Although voting has ceased, CISA's rumor control page will continue to update and address new disinformation. Other agencies and departments are also continuing their efforts to monitor for potential threats. "Our efforts did not end last night -- election defense is integrated into our everyday operations," the U.S. Cyber Command wrote on Twitter last week.
Election Day concerns
Although 2020 election security concerns have been anticipated and addressed since the 2016 election ended, Krebs said at this year's RSA Conference that he could not guarantee election security. One of the more serious early warnings came during Krebs' Black Hat USA session in August, in which he warned that ransomware attacks on local, state and city governments could disrupt voting on Election Day.
Krebs further noted that election-interfering ransomware could have an impact on infrastructure like pollbooks or voter registration databases. In general, ransomware activity has been consistently rising in recent years, including attacks on enterprises, municipalities and healthcare organizations. While there has been a significant amount of news related to ransomware in the last few months, it appears that, at least for the moment, ransomware did not make any notable disruption in the 2020 election.

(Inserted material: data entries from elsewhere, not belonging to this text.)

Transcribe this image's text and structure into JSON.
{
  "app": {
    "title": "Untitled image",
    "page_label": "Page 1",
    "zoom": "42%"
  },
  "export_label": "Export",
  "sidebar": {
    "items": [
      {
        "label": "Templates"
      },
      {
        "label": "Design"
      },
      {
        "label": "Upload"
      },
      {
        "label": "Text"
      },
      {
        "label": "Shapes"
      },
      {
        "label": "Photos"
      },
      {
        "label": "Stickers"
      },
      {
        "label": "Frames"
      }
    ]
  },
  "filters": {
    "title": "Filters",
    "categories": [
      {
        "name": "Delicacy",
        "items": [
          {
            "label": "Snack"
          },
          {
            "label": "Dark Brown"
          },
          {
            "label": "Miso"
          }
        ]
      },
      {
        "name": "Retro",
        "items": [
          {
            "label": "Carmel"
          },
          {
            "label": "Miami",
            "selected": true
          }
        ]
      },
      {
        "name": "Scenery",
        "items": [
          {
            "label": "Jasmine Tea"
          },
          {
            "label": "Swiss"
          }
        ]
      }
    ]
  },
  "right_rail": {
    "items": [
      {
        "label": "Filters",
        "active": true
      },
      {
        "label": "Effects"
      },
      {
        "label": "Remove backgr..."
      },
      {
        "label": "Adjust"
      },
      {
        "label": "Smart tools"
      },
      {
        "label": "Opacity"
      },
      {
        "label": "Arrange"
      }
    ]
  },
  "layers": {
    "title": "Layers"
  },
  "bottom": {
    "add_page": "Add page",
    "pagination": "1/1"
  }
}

But the threat of ransomware was serious enough that the U.S. government, along with private sector companies, took preemptive action with the takedown of Trickbot. In October, Microsoft and several partners used legal action to seize the servers of the notorious botnet, which has been widely used to conduct ransomware attacks. In addition, Trickbot activity was disrupted by altered updates to systems with Trickbot that cut off communications with the botnet's command and control infrastructure; the disruption was reportedly the word of U.S. Cyber Command, though the U.S. government has not commented on those reports.
Although Trickbot activity appeared to bounce back at first, Microsoft later reported that they had taken down a vast majority of its operation. Trickbot has apparently infected more than one million devices across the globe since it was created in 2016, and while the complete identity of the entities operating Trickbot is unknown, the botnet is suspected to in part serve the interests of nation-state threat actors.
Disinformation campaigns have also been a major concern in lead up to this year's election. The most prominent example of disinformation waged by nation-states was disclosed in the October press conference led by U.S. Director of National Intelligence John Ratcliffe and FBI Director Christopher Wray. They revealed that both Russia and Iran had obtained voter information, and that Iranian hackers were posing as the far-right group Proud Boys to send threatening emails to voters demanding that they vote for President Trump "or else!"
CISA later confirmed that Iranian hackers successfully hacked into a voter registration database in at least one state. The hackers used the data to send voters the disinformation material. "The access of voter registration data appeared to involve the abuse of website misconfigurations and a scripted process using the cURL tool to iterate through voter records," CISA said in the advisory, though there was no indication the hackers had accessed or tampered with any voting machines or vote-counting systems.
SearchSecurity requested additional information from CISA, but the agency declined to comment.